“Symptoms can also be very misleading for doctors; for example, patients can also be diagnosed as having chronic fatigue syndrome, or ME – it can look like many illnesses,” he added.
The expert also said GPs are not asking the right questions to help diagnose patients who could be suffering with lyme disease.
Howard said: “Antibodies to Lyme disease take a few weeks to form – if you have an early test and you’ve got a puncture mark or have removed the tick yourself you can get a false re-assurance, so you really need to wait for six weeks before requesting a blood test.
“If you do test positive for Lyme, a course of antibiotics will stop it dead if caught soon enough.”
He said half of patients who may have the condition will need a blood test to detect the bacteria in the blood.
Howard said: “If it’s caught late it can be very debilitating.
“Initial symptoms can include flu-like symptoms, aches and fever, then later inflammation, short term memory loss, facial palsy, and heart problems.
“But there’s only one tick laboratory you can go to in the UK for a test, at the Rare and Imported Pathogens Laboratory (RIPL), although there are private tests you can take.
“There should certainly be more awareness of this disease which might lead to the NHS funding more than just one lab.”
SYMPTOMS OF LYME DISEASE
Howard said people venturing out in high risk areas should:
Put insect repellent on your dog as well as yourself
He said ticks will climb on to any mammal.
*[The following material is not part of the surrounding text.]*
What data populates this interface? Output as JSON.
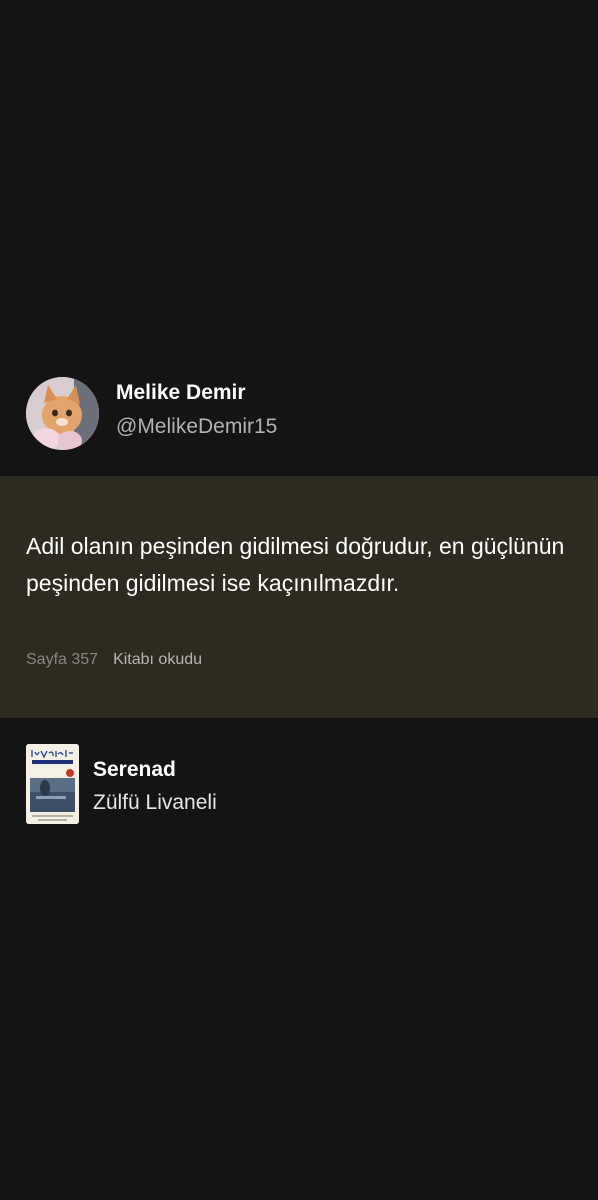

They crawl up to the top of foliage and wait for a human or dog to walk by so that they can then attach themselves.
It is best to stick to footpaths, but if that is not possible tuck trousers into socks and use a natural insect repellent on skin and again on clothing that could come into contact with the grass.
Get someone to check you after you’ve been out walking
They need to look for ticks and puncture marks. It’s important to check for them in areas like the armpit, groin and scalp.
Ticks are not easy to spot as they are smaller than the size of a pin-head.
It’s very difficult to feel a tick latching onto your skin – however they are easier to spot once they have been feeding for some time and have swollen to the size of a pea. To remove them use a special tick remover as tweezers don’t work as well.
You’ve got be careful taking a tick out – remove gently and hold it so that it is vertically above your skin. The chance of contracting Lyme is far less if you successfully remove the tick without squashing its insides back into your skin.
One of the best preventions is to spray legs and ankles with natural insect repellent contain PMD – which is advised by Public Health England, NHS, National Travel Health Network and Centre, Travax and the CDC Centres for Disease Control and Prevention, such as incognito.”